■ **WORK INSTRUCTION**
Tell how many lines in the data below contain "JSON", using one number as the whole reply.
────────
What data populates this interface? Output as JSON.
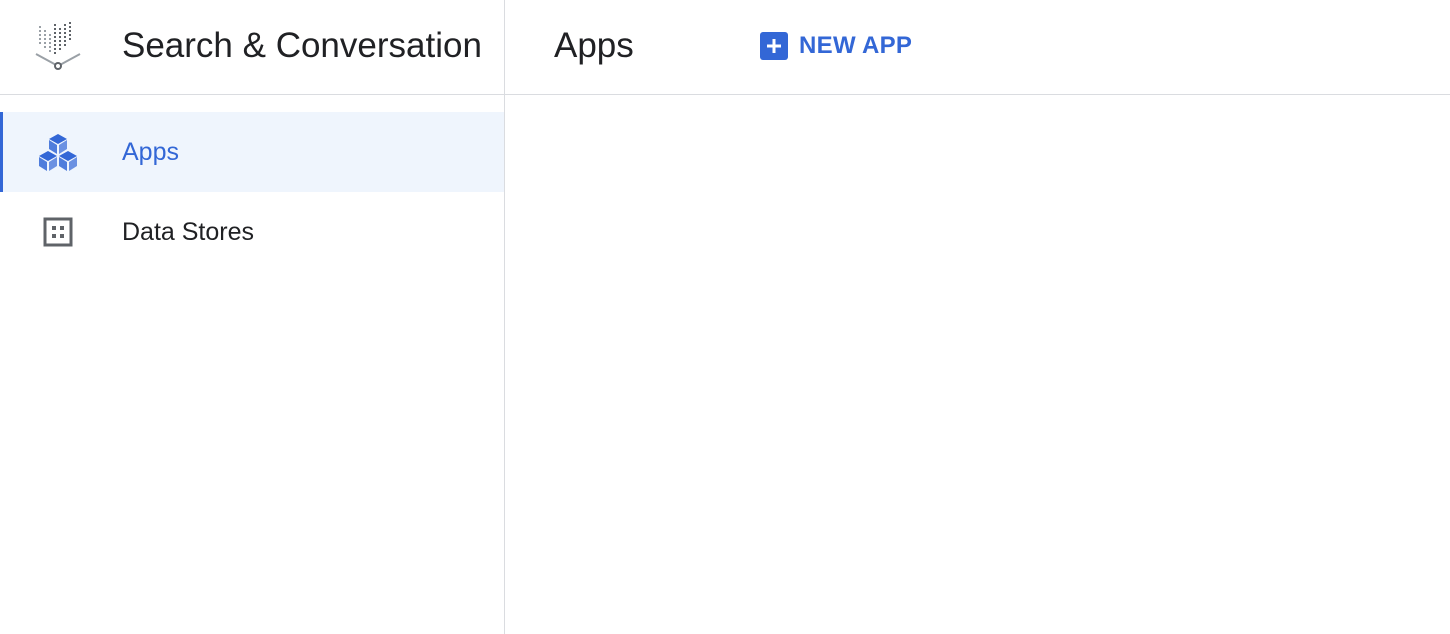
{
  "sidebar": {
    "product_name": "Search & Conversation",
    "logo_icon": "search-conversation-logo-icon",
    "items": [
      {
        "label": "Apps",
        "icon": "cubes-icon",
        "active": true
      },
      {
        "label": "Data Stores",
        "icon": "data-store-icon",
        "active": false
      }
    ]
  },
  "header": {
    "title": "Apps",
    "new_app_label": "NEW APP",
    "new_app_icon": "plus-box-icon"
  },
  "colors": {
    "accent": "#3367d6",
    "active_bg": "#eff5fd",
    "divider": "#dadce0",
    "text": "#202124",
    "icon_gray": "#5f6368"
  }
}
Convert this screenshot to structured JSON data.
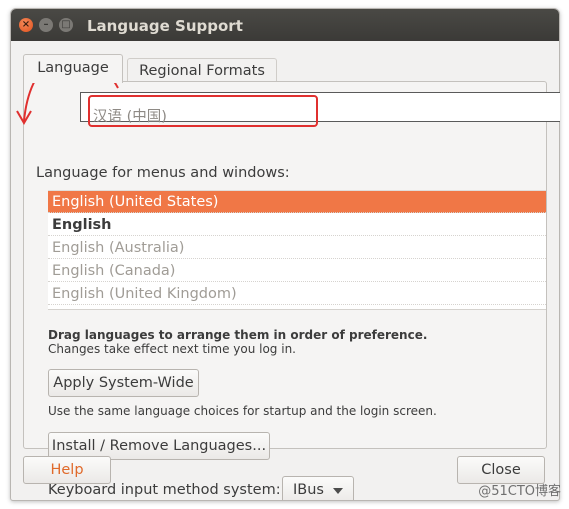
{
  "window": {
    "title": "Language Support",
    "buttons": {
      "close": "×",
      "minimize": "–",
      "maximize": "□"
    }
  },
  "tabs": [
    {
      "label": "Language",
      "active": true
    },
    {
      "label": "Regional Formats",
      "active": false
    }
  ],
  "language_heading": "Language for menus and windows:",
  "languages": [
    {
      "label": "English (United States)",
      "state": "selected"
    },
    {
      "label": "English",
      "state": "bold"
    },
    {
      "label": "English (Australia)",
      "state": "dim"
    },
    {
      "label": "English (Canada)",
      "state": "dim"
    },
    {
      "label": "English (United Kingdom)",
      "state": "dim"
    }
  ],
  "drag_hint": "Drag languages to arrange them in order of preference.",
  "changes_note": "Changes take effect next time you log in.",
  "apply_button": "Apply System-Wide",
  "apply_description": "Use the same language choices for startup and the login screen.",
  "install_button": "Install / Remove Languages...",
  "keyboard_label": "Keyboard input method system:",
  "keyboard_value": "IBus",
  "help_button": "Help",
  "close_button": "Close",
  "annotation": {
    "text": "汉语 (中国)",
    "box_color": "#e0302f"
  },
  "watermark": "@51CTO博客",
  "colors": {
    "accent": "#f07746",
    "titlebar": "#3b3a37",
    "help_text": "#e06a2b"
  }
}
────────
■ **RESPONSE BOX**
2